Dr. Dre is finally apologizing to the women he physically abused and assaulted. Throughout the '80s and '90s, multiple women — most notable, ex-girlfriend Michel'le and journalist Dee Barnes — have spoken out about the physical abuse they endured at his hands. Dr. Dre has mostly been dismissive about the incidents, saying it "ain't no big thing" back in 1991, and most recently telling Rolling Stone that they were the actions of someone "young [and] fucking stupid." With the release of the N.W.A biopic Straight Outta Compton, Barnes has been speaking out. She called the film "revisionist history" for expunging Dre's violent past from the narrative.
The whitewashing has become one of the primary talking points surrounding the film. In a sure sign that some publicist got through to him, Dre made an about-face in a statement to the New York Times:
Twenty-five years ago I was a young man drinking too much and in over my head with no real structure in my life. However, none of this is an excuse for what I did. I’ve been married for 19 years and every day I’m working to be a better man for my family, seeking guidance along the way. I’m doing everything I can so I never resemble that man again. I apologize to the women I’ve hurt. I deeply regret what I did and know that it has forever impacted all of our lives.
Dre has a lot more to lose now as a businessman. He released his first album in 16 years with Compton, and sold his company Beats to Apple for $3 billion. Apple, for its part, released a coordinated statement of support:
Dre has apologized for the mistakes he’s made in the past and he’s said that he’s not the same person that he was 25 years ago.
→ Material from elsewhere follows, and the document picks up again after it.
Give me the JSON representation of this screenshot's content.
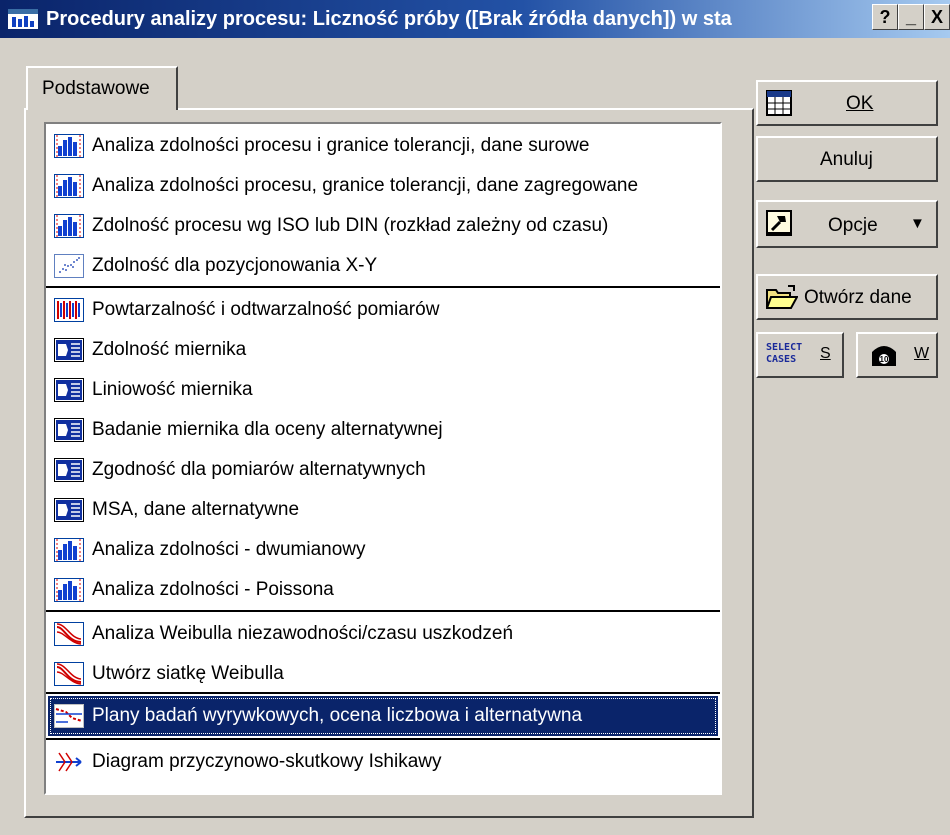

We believe his sincerity and after working with him for a year and a half, we have every reason to believe that he has changed.